Weather permitting, every 2 weeks I plan on hitting the range to woodshed my precision shooting skills.

This Saturday was no different, but I was on the fence about going. It was cold (high of 45 degrees with a feels-like in the low 30s). It was windy (17 MPH cross winds with 27 MPH gusts). There was periodic sleet.

You know what? I didn’t care.

One advantage of going to an outdoor range when the weather in inhospitable is that you’re pretty much guaranteed to have the space to yourself, which is always a nice thing when you’re like me and want to have as few distractions as possible.

Given the weather this time I opted to not worry about shooting 50 yard groups; there was no point in confirming my zero on a day where the wind is worse than what it was when I did my initial zeroing.

Instead, I decided to just work on pinging steel out at 200 and 300 yards.

300 yards didn’t happen; the wind was so wild I wasted about 20 rounds trying to find some level of consistency. I was shooting Eley Target almost exclusively for this trip (I did get rid of a single mag’s worth of SK Match ammo to start the trip out), which didn’t have as much oomph as the high velocity junk I was plinking with last trip.

200 yards, though? Once I was able to get comfortable reading the wind I was pinging an 8″ steel plate with relative consistency, as seen in the video below.

At first I thought I was only getting about 7-8 out of 10 shots on steel, but I actually realized that the wind was making the pings that much harder to hear.. I only saw a handful of misses hitting the dirt, helping to solidify the idea that the wind was messing with me more than my actual shot placement 🙂

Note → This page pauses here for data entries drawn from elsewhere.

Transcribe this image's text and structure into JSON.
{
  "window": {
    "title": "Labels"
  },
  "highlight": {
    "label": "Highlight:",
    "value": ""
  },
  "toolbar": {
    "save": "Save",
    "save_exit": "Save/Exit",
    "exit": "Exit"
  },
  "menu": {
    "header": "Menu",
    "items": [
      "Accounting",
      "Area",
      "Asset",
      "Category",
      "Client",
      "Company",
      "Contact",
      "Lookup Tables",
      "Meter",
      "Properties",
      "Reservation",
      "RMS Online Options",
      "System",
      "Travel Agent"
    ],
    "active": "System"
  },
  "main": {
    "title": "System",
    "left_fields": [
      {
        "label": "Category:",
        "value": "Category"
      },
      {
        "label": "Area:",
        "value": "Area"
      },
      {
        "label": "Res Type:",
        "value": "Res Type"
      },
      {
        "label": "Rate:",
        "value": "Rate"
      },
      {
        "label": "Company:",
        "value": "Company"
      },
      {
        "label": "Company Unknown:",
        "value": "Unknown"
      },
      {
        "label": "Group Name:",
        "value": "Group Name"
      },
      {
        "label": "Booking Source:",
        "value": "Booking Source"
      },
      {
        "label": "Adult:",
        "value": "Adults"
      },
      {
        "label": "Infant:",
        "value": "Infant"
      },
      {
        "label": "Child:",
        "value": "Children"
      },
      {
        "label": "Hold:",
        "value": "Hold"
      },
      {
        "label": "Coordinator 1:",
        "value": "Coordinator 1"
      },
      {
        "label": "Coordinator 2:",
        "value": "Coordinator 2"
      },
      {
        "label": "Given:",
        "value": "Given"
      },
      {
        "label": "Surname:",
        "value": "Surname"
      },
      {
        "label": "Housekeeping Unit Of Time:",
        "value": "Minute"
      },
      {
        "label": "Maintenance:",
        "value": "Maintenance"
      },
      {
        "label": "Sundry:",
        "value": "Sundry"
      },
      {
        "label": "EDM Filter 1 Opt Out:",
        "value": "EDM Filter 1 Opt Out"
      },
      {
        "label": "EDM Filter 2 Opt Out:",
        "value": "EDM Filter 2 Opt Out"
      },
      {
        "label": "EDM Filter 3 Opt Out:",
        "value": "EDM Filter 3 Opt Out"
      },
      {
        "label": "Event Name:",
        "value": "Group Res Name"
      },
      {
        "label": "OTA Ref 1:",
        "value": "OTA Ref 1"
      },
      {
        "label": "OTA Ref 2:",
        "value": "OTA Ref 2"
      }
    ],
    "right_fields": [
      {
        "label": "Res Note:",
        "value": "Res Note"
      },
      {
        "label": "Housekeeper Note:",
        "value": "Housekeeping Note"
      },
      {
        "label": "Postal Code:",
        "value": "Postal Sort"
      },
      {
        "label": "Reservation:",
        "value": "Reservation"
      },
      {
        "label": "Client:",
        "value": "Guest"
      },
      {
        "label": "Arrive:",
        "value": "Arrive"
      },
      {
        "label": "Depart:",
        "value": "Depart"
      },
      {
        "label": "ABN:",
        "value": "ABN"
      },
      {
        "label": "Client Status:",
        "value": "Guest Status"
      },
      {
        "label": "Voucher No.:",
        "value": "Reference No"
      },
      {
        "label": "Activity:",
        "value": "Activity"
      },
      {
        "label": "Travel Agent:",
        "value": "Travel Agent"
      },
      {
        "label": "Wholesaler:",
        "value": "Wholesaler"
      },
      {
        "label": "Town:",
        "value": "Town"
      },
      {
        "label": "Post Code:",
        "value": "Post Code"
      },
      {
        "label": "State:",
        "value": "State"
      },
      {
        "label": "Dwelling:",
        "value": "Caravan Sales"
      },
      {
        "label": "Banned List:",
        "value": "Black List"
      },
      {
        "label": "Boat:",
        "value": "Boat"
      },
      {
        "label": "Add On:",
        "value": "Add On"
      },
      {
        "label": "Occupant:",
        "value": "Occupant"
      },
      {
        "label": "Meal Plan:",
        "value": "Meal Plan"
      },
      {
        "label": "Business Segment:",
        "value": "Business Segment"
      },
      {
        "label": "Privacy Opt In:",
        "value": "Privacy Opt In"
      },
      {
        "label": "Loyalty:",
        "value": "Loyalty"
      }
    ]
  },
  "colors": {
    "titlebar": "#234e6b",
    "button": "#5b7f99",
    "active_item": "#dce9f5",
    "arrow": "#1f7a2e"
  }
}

Using electronic ear protection is great because it lets you hear, but gusty wind can really mess with what you hear in general (at least with cheaper audio sensors).

Anyway, after dropping about 120 rounds I felt nice and relaxed.

The entire reason I got back into precision shooting is because it’s a method of meditation for someone like me; it combines a mechanical process with variability and a need to clear your head and focus on what you’re doing and what needs to be done.

There was a single weed out a 200 yards that I used as my wind meter; once I was able to read the wind using it nailing that 8″ steel circle became a lot easier. I also kept an eye closer up, too, but that weed? Let’s just say it may not be a Kestrel (which will be the next piece of gear I acquire), but it was good enough for this trip.

Once I got my 200 yard zero with the base wind I was able to hold over for the 1 to 2 MIL required with sustained wind gusts and still nail the plate. I did have to readjust for when the wind shifted direction, but otherwise I felt good.

I also became much more comfortable behind the rifle. I didn’t need to shift myself around to ensure I had a good cheek weld behind the scope, and was able to keep my eyes on target while cycling the bolt, meaning I was putting more rounds down range in a quicker, sustained rhythm. Maintaining stability on my aim was also a lot easier this trip.

Here’s hoping we get a good low-wind day soon to actually confirm my scope zero properly.